	  public static final String COLUMN_ID = "_id";
	  public static final String COLUMN_NICKNAME = "nickname";
	  public static final String COLUMN_TENANT = "tenant";
	  public static final String COLUMN_ADDRESS = "address";
	  public static final String COLUMN_LOAN = "loan";

	  // Database creation sql statement
	  private static final String DATABASE_CREATE = "create table "
	      + TABLE_PROPERTY + "(" + COLUMN_ID
	      + " integer primary key autoincrement, " 
	      + COLUMN_NICKNAME + " text not null"
	      + COLUMN_TENANT + " text"
	      + COLUMN_ADDRESS + " address not null"
	      + COLUMN_LOAN + " integer);";

	  public DatabaseHelper(Context context) {
	    super(context, DATABASE_NAME, null, DATABASE_VERSION);
	  }

	  @Override
	  public void onCreate(SQLiteDatabase database) {
	    database.execSQL(DATABASE_CREATE);
	  }

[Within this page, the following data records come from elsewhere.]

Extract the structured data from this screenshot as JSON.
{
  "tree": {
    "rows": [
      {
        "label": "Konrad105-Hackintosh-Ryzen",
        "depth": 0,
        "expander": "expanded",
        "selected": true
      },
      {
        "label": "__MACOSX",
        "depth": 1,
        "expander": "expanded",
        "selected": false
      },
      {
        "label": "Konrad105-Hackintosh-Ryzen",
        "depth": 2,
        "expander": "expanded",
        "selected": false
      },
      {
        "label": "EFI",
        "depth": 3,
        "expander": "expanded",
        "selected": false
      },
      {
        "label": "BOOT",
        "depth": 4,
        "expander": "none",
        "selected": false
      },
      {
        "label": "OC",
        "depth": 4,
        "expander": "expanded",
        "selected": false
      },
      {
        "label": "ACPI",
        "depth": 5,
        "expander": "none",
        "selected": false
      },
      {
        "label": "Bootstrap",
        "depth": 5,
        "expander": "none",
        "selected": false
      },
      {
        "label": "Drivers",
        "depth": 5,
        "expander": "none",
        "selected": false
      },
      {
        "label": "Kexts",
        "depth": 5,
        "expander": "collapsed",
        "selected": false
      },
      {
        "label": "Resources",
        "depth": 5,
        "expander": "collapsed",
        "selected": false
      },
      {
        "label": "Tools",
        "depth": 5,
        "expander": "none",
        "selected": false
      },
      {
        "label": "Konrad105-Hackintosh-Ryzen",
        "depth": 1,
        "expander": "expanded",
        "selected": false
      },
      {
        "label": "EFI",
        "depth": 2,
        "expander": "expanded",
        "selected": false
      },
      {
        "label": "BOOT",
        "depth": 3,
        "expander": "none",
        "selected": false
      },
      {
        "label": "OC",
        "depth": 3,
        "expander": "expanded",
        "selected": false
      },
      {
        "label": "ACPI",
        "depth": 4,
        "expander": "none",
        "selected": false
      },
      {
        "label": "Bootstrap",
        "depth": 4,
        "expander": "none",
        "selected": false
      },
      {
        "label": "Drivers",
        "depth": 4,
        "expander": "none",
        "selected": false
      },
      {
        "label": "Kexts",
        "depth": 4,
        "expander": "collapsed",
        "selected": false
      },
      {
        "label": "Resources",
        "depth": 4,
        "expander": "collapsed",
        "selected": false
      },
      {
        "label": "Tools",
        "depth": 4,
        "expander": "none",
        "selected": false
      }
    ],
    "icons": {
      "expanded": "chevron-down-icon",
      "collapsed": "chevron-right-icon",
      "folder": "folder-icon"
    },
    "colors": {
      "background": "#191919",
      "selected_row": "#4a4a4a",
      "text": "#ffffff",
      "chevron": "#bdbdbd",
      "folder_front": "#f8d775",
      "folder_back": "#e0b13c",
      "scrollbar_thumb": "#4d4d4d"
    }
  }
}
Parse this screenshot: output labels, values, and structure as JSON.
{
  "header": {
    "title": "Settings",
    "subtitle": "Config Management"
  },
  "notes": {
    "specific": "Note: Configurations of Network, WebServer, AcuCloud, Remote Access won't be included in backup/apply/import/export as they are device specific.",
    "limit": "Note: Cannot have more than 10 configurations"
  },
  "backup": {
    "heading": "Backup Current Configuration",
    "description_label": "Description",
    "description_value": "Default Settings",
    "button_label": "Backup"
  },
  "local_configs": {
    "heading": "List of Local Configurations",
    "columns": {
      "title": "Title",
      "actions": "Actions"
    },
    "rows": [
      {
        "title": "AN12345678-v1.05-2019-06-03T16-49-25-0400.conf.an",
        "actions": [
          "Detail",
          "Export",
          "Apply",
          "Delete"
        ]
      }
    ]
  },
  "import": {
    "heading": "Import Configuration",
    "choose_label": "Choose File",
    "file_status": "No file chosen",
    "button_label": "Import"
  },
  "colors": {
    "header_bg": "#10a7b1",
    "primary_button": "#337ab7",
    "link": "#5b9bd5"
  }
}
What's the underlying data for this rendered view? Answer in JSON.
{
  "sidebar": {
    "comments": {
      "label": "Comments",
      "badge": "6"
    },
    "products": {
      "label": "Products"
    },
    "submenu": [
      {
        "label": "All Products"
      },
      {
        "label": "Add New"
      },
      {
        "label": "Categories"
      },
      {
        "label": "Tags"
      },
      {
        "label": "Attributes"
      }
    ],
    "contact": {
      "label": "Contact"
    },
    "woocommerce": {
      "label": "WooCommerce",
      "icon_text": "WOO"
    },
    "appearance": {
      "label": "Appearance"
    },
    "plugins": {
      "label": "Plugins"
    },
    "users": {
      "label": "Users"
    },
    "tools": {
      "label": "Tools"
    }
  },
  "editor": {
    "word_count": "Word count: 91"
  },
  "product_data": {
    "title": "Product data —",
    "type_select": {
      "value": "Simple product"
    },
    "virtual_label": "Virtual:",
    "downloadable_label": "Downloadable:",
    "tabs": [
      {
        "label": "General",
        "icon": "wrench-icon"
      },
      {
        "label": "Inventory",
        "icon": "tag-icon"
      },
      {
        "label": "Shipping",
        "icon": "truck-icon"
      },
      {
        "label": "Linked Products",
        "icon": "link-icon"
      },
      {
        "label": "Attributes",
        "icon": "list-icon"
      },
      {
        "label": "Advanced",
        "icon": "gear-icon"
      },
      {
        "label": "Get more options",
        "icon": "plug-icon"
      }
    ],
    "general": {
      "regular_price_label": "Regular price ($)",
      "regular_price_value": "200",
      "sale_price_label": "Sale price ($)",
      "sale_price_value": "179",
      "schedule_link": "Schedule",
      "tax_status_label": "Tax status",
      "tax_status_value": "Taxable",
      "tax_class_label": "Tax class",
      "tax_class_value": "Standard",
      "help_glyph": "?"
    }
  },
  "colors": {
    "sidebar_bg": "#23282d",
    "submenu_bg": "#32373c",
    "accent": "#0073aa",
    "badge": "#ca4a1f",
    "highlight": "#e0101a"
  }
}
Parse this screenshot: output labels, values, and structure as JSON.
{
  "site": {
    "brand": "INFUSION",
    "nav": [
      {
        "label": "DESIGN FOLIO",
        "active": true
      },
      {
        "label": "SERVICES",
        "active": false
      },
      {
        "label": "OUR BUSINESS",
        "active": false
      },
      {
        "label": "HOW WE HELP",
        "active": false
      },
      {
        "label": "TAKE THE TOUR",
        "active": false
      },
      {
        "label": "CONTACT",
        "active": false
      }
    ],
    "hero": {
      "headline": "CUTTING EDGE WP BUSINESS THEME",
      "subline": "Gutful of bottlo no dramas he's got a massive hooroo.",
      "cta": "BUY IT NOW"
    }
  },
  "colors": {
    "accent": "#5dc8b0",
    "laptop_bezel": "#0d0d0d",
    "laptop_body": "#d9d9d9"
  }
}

	  @Override
	  public void onUpgrade(SQLiteDatabase db, int oldVersion, int newVersion) {
	    Log.w(DatabaseHelper.class.getName(),
	        "Upgrading database from version " + oldVersion + " to "
	            + newVersion + ", which will destroy all old data");
	    db.execSQL("DROP TABLE IF EXISTS " + TABLE_PROPERTY);
	    onCreate(db);
	  }

	} 

Displaying Git commit version in Rails

At times, you’re doing rapid development and you’d like to frequently update the GIT commit version that is in use

1.  Create a ‘config/initializers/git_revision.rb’ file and update the following:

module MyProject
     REVISION=`git log --pretty=format:'%h' -n 1`
end

2.  In your _footer.html.erb or equivalent view file, call the following:

Version: <%= MyProject::REVISION %>

This should display the version as follows:

Version: 774318e

Route ‘Sign In’ to the previous page

Ever noticed after doing an elaborate search, your website asks you to do a ‘Sign in’.  After logging in, it forgets all about your search results and takes you back to your home page.

When using Rails with Devise, you may have noticed that ‘signing in’ takes you to the home page of the controller.

In order to go to the last page that redirects you to the ‘devise sign in ‘ page, make the following changes to your Devise ‘Sessions Controller’

#Take me to the referring page after sign in
def after_sign_in_path_for(resource)
   redirect_to request.referrer
end

This should redirect to the ‘referring’ or the ‘calling’ page.